Copy out every line of the data that has the word "TargetObject" somewhere in it.

** Records to use **
▼▼▼

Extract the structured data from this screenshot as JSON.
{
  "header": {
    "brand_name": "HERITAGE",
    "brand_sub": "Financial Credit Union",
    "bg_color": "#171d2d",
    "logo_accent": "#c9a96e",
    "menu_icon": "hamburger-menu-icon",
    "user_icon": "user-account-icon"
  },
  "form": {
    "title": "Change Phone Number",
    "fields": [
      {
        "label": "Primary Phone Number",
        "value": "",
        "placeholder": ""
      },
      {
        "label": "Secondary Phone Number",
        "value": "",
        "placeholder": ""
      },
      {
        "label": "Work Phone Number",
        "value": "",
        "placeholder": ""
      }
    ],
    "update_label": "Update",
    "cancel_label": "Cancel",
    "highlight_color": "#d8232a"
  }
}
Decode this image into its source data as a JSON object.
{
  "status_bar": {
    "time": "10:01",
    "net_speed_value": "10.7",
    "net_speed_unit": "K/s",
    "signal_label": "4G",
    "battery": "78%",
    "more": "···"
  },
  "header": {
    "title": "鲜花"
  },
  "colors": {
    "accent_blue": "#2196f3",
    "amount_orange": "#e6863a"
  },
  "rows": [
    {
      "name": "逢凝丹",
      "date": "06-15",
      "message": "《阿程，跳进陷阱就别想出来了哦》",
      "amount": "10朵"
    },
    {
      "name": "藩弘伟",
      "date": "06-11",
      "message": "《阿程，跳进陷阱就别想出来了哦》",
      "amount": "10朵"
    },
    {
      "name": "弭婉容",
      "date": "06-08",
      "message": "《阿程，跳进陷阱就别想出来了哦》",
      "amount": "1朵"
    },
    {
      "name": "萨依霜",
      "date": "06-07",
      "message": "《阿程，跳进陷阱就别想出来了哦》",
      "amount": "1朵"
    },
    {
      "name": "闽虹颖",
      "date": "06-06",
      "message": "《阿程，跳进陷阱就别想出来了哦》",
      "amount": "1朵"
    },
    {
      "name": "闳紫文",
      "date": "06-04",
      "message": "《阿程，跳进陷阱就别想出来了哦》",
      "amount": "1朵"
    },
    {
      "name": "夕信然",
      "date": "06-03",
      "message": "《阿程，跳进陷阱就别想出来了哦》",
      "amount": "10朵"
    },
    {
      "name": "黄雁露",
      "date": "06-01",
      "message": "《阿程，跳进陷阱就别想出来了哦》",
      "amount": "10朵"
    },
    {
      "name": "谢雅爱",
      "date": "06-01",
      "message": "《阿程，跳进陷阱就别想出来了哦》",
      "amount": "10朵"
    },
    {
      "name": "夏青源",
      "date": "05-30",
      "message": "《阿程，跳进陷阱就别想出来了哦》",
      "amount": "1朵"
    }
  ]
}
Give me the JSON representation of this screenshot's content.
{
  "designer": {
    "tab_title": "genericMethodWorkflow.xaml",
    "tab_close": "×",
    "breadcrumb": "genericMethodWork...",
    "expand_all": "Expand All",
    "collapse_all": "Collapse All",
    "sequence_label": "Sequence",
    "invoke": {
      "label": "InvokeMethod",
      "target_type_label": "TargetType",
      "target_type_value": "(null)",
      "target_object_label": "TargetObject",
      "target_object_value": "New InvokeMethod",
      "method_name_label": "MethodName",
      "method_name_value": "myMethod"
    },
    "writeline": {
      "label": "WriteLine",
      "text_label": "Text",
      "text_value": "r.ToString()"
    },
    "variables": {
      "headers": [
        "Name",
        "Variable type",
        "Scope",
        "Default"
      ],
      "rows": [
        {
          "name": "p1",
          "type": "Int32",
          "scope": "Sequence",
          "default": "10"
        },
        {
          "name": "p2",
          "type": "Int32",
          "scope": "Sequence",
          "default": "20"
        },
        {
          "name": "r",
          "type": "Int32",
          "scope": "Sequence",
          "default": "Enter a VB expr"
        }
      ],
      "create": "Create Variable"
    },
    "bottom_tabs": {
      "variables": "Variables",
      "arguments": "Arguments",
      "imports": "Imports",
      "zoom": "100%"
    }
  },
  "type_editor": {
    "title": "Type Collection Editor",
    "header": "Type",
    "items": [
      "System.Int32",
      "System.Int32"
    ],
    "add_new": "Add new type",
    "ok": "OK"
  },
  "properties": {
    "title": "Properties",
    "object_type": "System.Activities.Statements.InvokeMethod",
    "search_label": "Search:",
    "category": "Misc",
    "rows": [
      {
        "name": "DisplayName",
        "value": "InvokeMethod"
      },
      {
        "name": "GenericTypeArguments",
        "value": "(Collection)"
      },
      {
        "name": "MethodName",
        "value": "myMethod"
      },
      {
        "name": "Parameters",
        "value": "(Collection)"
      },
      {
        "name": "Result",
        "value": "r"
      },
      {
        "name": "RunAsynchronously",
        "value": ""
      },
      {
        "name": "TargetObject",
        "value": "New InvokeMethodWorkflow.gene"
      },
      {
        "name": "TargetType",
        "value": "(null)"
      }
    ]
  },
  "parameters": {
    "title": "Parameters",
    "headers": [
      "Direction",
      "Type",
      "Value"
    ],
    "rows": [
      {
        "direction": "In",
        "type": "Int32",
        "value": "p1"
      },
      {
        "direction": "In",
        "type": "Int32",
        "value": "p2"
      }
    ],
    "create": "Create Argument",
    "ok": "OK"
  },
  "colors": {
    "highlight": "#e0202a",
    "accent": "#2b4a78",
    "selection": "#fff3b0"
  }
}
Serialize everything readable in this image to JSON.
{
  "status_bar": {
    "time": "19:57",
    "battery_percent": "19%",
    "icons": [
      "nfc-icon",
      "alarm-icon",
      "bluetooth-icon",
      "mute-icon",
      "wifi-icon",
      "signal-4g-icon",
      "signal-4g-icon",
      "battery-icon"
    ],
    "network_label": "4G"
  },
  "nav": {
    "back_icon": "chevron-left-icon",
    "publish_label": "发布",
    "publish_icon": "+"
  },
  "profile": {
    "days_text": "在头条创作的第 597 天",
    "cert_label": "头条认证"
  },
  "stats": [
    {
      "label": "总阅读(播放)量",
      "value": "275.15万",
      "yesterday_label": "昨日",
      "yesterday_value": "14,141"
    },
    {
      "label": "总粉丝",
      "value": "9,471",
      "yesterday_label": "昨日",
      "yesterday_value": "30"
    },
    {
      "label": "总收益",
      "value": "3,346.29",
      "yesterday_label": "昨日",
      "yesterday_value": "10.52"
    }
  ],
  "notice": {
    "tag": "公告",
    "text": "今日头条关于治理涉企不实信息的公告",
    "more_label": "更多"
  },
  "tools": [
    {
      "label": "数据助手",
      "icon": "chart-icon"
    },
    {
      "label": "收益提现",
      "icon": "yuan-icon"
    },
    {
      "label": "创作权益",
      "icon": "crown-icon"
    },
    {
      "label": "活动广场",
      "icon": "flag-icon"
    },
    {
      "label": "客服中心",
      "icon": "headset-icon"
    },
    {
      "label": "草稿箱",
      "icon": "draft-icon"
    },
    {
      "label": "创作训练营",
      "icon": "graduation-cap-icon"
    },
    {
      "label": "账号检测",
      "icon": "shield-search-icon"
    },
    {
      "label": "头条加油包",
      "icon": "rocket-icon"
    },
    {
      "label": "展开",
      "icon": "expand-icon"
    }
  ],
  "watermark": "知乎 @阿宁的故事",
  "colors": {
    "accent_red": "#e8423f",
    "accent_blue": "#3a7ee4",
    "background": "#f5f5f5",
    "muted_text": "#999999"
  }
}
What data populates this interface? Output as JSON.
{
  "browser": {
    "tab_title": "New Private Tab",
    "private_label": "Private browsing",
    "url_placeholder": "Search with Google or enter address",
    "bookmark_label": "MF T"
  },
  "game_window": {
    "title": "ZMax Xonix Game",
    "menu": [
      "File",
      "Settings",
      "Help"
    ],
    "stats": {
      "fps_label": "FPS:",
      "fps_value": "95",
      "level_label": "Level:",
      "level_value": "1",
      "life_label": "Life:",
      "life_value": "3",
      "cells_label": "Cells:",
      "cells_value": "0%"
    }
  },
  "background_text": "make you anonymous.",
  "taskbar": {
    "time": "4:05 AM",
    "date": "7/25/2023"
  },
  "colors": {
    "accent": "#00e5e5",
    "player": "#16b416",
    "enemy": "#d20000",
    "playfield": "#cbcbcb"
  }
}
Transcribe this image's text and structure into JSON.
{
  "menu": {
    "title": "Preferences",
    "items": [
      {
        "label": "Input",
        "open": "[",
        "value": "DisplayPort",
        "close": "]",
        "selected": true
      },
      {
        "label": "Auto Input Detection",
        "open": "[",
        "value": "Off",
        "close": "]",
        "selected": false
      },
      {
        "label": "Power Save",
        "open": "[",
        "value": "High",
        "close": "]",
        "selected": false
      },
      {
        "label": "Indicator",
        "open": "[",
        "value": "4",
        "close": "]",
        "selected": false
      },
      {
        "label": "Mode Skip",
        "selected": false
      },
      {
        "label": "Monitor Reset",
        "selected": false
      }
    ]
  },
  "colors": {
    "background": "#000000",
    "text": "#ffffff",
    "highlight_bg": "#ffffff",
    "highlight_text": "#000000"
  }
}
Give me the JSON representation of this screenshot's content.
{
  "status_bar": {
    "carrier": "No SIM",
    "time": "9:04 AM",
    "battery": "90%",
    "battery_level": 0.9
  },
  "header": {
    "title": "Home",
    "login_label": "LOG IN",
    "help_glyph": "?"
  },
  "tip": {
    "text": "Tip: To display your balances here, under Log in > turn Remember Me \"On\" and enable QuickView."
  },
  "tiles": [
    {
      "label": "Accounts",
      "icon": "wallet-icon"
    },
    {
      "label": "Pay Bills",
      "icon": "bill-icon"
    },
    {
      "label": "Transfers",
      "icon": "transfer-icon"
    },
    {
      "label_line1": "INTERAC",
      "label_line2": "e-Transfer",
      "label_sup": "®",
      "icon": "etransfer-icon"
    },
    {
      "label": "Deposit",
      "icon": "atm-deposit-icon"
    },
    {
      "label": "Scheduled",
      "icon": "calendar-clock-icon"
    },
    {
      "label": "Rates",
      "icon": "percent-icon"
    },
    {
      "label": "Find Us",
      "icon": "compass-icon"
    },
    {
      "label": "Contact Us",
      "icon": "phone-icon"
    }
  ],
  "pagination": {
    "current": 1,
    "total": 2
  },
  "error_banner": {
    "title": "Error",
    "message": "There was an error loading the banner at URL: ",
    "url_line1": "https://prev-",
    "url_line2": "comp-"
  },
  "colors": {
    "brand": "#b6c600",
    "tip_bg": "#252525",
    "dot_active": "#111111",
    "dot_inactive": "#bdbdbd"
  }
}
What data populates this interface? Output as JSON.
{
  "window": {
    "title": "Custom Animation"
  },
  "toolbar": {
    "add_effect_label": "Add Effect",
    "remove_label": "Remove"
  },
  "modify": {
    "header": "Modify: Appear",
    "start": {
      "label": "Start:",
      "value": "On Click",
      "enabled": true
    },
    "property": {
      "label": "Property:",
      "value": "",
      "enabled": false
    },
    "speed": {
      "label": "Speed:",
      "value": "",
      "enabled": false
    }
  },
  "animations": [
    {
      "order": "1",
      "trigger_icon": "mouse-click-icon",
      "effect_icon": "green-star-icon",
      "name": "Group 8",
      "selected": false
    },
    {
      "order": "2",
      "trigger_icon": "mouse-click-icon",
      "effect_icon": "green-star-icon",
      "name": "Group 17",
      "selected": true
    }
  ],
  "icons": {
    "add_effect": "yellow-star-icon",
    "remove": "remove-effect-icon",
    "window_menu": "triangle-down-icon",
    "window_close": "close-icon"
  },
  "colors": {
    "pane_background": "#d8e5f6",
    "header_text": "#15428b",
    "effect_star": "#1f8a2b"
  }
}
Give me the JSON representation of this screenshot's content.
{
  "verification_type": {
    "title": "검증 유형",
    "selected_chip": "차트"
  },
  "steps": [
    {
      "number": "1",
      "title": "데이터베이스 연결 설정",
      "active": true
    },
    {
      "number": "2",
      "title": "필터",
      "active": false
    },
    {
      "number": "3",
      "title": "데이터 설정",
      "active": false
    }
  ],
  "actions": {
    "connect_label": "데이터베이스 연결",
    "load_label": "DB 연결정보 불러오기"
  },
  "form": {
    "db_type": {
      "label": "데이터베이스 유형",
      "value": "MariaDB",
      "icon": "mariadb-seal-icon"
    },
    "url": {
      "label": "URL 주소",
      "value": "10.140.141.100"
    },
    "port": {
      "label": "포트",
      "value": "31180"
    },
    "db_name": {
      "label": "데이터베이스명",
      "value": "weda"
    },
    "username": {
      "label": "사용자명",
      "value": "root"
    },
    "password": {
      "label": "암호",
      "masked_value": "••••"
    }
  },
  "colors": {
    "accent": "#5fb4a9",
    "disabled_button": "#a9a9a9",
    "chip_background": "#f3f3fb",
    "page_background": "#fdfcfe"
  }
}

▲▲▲

** Result of this exercise **
      "target_object_label": "TargetObject",
        "name": "TargetObject",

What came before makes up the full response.